“They just put up hurdle after hurdle for voters, and we need to be working year round,” said Rose Clouston, who was hired recently to be the state party’s first voter-protection director.
Ahead of the 2020 election, Fair Fight is partnering with state Democratic parties or other entities in 18 states to create, train and fund four-person voter-protection teams hyper-focused on making voting easier. The other states include Iowa, New Hampshire, Nevada, South Carolina, Michigan, Florida, Ohio, Pennsylvania, Wisconsin, North Carolina, Georgia, Virginia, Minnesota, Arizona, Mississippi, Alabama and Maine, according to the Fair Fight 2020 website.
Republicans have dominated Texas politics for nearly two decades, but as the state’s population trends younger and becomes more diverse, Democrats are having greater success. In 2018, former congressman Beto O’Rourke, a Democrat, came close to beating Sen. Ted Cruz (R-Tex.) and brought national attention to the state’s changing politics. That same year, Democrats flipped two suburban congressional districts and picked up a dozen seats in the Texas House, putting Democrats just nine seats away from taking control of the chamber — and just ahead of the next redistricting process.

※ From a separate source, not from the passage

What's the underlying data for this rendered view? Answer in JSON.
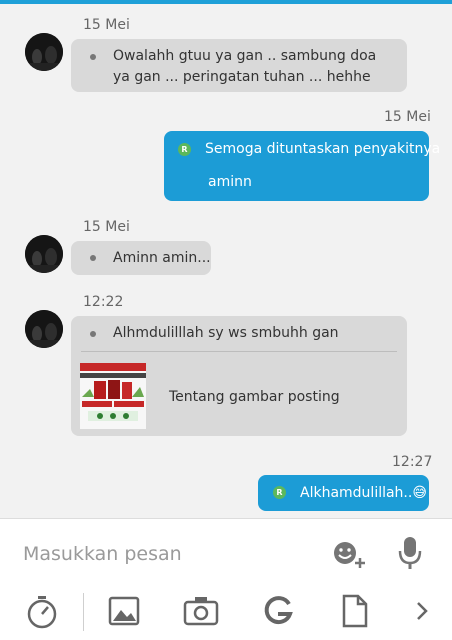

The challenge for Democrats is getting more Texans registered and to the polls, work that can be difficult given that Texas does not have online voter registration and requires those registering voters to be certified to do so in the county where the registrant lives. Clouston, who moved to Texas from Chicago, said she has been surprised that “even the simple things are made way more complicated than they need to be by the state.”
In the past few months, the Texas Democratic Party — along with the Democratic Senatorial Campaign Committee and the Democratic Congressional Campaign Committee — has filed three lawsuits related to voting in Texas, including one challenging a newly enacted law that bans temporary voting sites like those some counties set up near colleges and universities during early voting. State party officials say they plan to continue pressuring the state to make voting easier, not more difficult.
As part of the new voter-protection effort, Texas Democrats have hired two full-time staff members, plan to add two more in the next month and could continue to grow the team in the months ahead. The party will also create a voter-protection council that will pull together the many groups and individuals who are already working on these issues. During the general election this fall, the party plans to send volunteers to polling locations across the state to observe the process, answer questions from voters and ensure that all votes are counted properly.
The party has launched a hotline, 844-TX-VOTES, that Texans may call to receive information about registering and voting, or to report any irregularities or obstacles they encounter while trying to vote. In years past, the party has operated such a hotline just ahead of elections, but now the service will be available year round.
Abhi Rahman, a spokesman for Texas Democrats, declined to say how much money Fair Fight has provided, but described it as “significant” and said the effort is the largest in Texas history.
Correction: A previous version of this article misnamed the organization that is partnering with the Texas Democratic Party. The organization is Fair Fight, not Fair Fight Action, which is a separate organization.